[Website and app data records]
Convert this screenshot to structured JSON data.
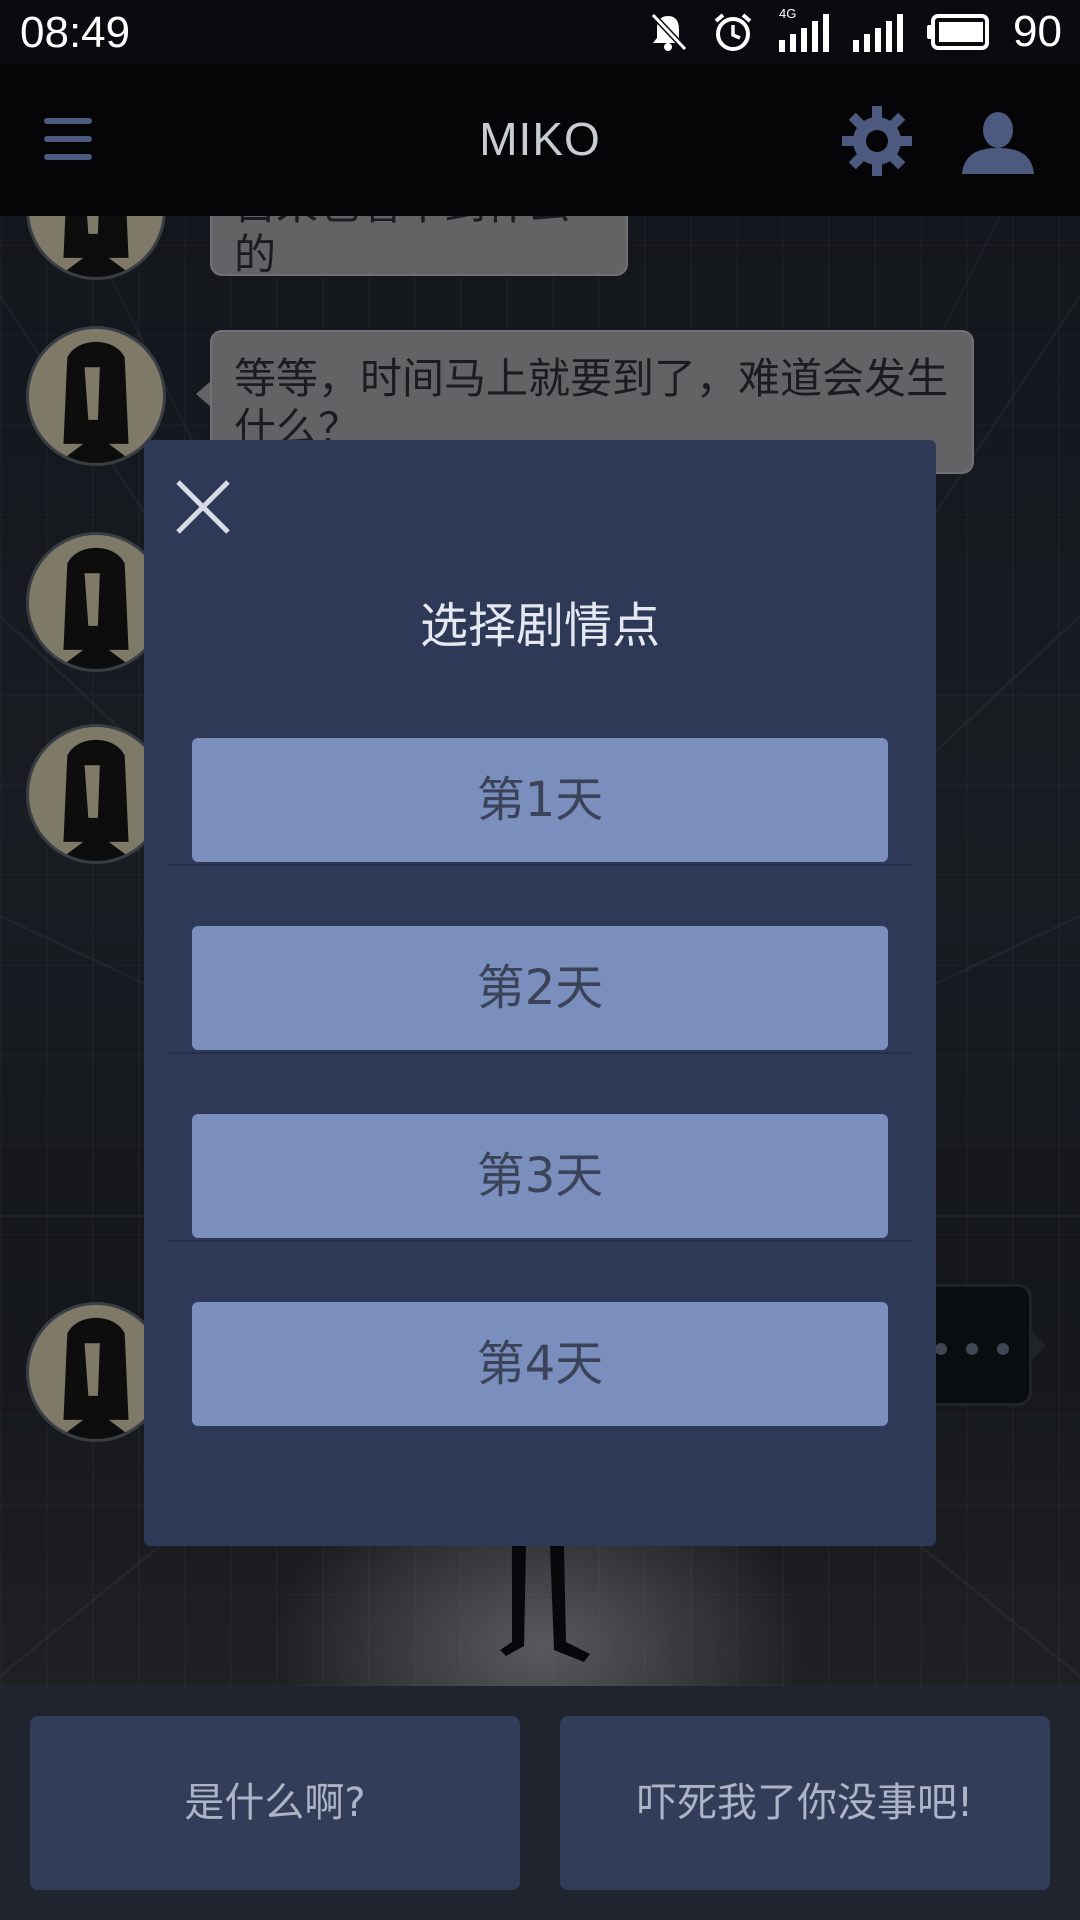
{
  "status_bar": {
    "time": "08:49",
    "network_label": "4G",
    "battery": "90",
    "icons": [
      "bell-muted-icon",
      "alarm-icon",
      "signal-4g-icon",
      "signal-icon",
      "battery-icon"
    ]
  },
  "app_bar": {
    "title": "MIKO",
    "icons": [
      "menu-icon",
      "gear-icon",
      "user-icon"
    ],
    "accent_color": "#4b5a7e"
  },
  "chat": {
    "messages": [
      {
        "text": "自来也看不到什么的"
      },
      {
        "text": "等等，时间马上就要到了，难道会发生什么？"
      }
    ]
  },
  "dialog": {
    "title": "选择剧情点",
    "close_icon": "close-icon",
    "options": [
      {
        "label": "第1天"
      },
      {
        "label": "第2天"
      },
      {
        "label": "第3天"
      },
      {
        "label": "第4天"
      }
    ],
    "colors": {
      "background": "#2d3957",
      "button": "#7b8fbe",
      "button_text": "#3a4357"
    }
  },
  "replies": [
    {
      "label": "是什么啊?"
    },
    {
      "label": "吓死我了你没事吧!"
    }
  ]
}
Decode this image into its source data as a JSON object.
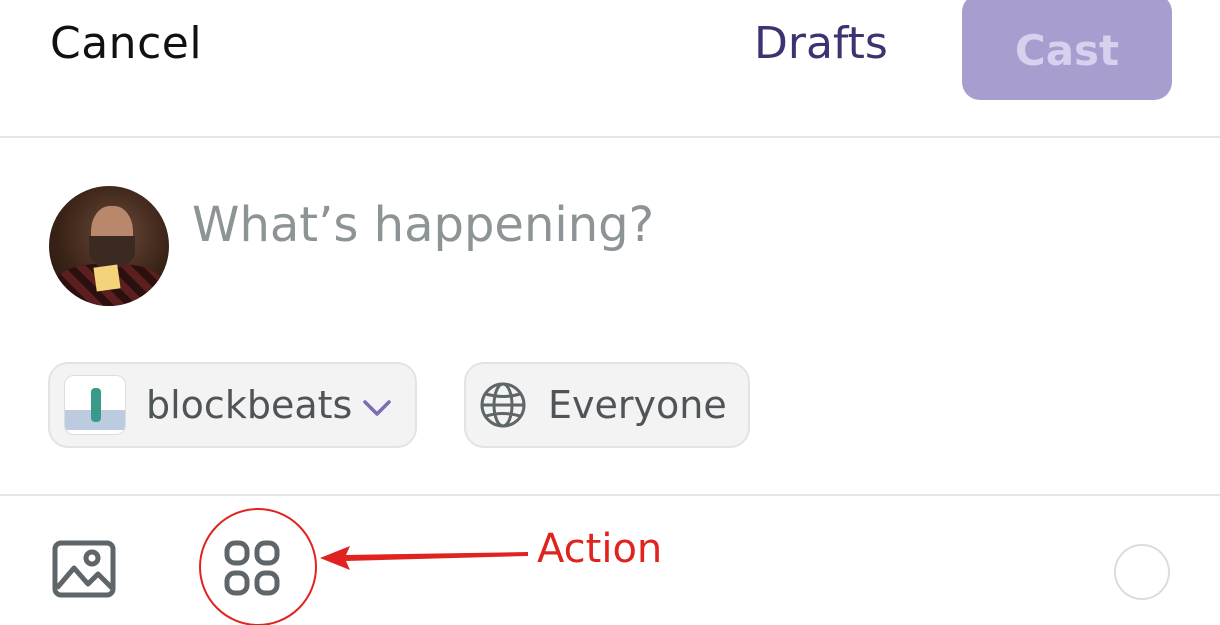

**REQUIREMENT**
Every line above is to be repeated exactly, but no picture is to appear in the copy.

**OUTPUT**
Convert this screenshot to structured JSON data.
{
  "status_bar": {
    "time": "08:49",
    "network_label": "4G",
    "battery": "90",
    "icons": [
      "bell-muted-icon",
      "alarm-icon",
      "signal-4g-icon",
      "signal-icon",
      "battery-icon"
    ]
  },
  "app_bar": {
    "title": "MIKO",
    "icons": [
      "menu-icon",
      "gear-icon",
      "user-icon"
    ],
    "accent_color": "#4b5a7e"
  },
  "chat": {
    "messages": [
      {
        "text": "自来也看不到什么的"
      },
      {
        "text": "等等，时间马上就要到了，难道会发生什么？"
      }
    ]
  },
  "dialog": {
    "title": "选择剧情点",
    "close_icon": "close-icon",
    "options": [
      {
        "label": "第1天"
      },
      {
        "label": "第2天"
      },
      {
        "label": "第3天"
      },
      {
        "label": "第4天"
      }
    ],
    "colors": {
      "background": "#2d3957",
      "button": "#7b8fbe",
      "button_text": "#3a4357"
    }
  },
  "replies": [
    {
      "label": "是什么啊?"
    },
    {
      "label": "吓死我了你没事吧!"
    }
  ]
}
Decode this image into its source data as a JSON object.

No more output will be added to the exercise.